*** Supplied records

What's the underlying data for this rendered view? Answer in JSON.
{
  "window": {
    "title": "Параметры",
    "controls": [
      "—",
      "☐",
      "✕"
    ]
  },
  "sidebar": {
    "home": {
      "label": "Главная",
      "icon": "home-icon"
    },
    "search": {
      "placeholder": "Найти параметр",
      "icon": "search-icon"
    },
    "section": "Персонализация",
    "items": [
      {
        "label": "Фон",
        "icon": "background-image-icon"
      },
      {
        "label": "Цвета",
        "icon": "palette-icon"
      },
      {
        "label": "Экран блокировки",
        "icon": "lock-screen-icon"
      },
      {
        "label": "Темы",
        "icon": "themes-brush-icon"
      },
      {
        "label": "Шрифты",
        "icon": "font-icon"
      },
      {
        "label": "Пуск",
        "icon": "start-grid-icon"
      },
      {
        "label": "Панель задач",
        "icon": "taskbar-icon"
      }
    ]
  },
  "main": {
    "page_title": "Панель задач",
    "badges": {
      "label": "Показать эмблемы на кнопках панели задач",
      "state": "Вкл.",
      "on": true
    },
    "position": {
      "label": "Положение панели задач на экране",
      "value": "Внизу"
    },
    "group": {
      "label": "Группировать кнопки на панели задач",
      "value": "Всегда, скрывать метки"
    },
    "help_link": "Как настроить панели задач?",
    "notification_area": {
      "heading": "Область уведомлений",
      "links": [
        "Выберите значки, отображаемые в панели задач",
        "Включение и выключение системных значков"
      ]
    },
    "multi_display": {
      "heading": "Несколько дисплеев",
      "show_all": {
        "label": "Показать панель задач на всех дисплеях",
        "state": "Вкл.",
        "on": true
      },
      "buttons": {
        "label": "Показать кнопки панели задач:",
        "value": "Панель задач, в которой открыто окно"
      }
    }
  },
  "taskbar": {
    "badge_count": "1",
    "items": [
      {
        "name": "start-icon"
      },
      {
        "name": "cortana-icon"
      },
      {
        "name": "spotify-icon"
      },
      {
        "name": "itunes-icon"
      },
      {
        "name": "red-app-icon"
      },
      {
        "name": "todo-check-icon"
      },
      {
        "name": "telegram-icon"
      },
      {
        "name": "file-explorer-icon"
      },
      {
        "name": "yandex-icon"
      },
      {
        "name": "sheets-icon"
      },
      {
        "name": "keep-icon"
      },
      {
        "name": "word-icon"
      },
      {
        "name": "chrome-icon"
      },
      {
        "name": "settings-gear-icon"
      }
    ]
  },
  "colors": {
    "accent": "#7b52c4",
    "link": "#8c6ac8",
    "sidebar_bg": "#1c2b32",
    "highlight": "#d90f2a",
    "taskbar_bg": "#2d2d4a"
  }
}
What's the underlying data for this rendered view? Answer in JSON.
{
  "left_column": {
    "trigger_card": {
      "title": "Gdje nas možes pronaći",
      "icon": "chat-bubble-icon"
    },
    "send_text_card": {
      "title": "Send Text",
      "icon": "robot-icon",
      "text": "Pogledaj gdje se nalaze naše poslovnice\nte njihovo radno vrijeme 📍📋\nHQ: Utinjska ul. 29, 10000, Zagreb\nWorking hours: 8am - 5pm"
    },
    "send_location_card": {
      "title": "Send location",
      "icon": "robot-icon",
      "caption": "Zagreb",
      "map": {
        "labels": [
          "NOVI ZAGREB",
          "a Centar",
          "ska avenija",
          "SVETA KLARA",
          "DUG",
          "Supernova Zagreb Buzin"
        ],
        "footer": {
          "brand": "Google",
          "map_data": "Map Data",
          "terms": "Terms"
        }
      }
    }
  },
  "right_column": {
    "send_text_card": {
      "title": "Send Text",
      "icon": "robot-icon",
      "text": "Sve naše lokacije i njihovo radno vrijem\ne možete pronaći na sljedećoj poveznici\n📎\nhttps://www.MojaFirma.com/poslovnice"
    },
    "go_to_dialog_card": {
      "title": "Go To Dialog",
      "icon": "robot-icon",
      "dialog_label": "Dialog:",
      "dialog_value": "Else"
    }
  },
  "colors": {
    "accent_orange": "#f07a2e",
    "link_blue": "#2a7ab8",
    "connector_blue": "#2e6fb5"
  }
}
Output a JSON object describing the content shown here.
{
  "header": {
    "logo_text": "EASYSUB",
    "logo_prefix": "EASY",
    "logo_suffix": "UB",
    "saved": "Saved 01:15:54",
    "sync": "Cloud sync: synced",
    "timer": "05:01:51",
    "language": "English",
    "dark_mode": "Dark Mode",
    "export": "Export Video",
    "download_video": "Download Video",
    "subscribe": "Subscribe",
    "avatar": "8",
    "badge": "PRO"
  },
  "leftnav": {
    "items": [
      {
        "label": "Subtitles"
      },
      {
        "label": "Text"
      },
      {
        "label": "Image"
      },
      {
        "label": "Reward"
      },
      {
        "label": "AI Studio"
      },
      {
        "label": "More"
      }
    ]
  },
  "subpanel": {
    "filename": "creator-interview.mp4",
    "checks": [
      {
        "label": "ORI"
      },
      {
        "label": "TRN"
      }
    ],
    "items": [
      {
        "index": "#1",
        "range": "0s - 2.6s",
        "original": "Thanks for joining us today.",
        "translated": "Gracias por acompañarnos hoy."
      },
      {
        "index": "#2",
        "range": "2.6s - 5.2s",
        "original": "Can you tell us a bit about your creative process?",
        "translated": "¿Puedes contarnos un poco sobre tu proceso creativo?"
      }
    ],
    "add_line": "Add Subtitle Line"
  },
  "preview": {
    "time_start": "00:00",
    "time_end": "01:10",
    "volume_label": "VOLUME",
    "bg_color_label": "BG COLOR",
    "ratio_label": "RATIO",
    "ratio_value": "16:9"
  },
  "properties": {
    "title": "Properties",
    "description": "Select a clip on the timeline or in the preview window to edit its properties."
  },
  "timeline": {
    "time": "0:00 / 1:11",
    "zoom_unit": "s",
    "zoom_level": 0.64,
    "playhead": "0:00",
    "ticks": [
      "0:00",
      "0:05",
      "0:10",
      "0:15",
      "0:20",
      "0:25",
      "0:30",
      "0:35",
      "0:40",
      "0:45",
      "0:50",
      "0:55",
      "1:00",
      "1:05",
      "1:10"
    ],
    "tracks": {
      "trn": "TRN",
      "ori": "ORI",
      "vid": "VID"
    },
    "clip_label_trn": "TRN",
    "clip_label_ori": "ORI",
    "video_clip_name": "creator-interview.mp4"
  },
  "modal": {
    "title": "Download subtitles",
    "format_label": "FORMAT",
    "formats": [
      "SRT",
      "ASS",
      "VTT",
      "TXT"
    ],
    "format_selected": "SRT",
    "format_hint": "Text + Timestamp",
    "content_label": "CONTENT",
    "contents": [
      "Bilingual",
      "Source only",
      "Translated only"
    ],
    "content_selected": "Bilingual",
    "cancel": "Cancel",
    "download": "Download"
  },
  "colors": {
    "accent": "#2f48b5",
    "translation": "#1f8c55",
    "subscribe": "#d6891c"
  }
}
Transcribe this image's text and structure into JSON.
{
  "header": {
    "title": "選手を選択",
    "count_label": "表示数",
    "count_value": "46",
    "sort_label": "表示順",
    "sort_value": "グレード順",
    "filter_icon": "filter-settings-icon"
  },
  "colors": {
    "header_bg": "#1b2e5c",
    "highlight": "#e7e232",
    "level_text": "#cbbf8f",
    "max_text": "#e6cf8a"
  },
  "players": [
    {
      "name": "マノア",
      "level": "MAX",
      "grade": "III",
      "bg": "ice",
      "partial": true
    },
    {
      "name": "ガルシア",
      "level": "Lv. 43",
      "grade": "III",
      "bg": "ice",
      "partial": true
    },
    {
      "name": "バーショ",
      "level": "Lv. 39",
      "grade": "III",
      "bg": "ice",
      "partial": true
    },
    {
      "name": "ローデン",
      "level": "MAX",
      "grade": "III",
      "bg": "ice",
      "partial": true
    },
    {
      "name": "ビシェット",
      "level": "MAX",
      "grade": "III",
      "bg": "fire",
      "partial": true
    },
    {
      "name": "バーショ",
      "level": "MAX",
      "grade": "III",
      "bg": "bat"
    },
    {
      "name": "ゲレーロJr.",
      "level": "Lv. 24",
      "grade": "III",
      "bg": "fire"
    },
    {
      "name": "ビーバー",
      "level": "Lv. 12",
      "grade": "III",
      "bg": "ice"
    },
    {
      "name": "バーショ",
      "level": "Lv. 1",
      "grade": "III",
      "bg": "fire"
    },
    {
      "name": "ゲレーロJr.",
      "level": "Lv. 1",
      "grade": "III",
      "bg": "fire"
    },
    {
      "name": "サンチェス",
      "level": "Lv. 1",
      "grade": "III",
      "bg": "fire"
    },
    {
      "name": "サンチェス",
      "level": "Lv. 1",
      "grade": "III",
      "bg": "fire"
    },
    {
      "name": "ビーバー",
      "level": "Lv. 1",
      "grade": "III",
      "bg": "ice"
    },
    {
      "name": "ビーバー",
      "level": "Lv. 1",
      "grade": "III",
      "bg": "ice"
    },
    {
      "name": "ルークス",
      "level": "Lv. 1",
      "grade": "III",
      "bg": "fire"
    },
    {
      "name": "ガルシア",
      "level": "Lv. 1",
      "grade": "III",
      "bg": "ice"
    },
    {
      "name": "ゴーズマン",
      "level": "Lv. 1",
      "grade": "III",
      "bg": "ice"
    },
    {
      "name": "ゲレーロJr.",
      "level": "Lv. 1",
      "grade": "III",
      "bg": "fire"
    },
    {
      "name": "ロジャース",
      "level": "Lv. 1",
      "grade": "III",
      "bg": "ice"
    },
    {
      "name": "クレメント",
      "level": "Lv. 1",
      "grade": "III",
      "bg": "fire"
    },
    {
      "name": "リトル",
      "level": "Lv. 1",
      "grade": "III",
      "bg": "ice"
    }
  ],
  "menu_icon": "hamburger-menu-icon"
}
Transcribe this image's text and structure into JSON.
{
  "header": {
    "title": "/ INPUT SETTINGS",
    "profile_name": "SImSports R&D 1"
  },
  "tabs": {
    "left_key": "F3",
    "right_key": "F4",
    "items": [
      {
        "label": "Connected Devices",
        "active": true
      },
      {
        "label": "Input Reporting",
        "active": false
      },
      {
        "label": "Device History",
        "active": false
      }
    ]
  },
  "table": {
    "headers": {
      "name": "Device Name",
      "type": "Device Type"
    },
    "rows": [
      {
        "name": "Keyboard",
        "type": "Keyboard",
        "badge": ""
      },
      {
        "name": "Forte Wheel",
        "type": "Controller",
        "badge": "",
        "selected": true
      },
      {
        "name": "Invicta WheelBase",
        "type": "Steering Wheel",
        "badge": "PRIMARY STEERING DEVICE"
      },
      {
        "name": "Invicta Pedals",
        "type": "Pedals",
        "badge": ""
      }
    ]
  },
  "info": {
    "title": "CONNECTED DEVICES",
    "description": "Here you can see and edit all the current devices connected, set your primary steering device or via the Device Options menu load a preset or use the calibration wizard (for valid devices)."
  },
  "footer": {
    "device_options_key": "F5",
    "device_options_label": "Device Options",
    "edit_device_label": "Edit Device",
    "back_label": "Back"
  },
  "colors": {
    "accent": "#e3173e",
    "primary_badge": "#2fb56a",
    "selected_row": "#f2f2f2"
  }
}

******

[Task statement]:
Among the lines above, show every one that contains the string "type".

[Response to the task]:
      "type": "Device Type"
        "type": "Keyboard",
        "type": "Controller",
        "type": "Steering Wheel",
        "type": "Pedals",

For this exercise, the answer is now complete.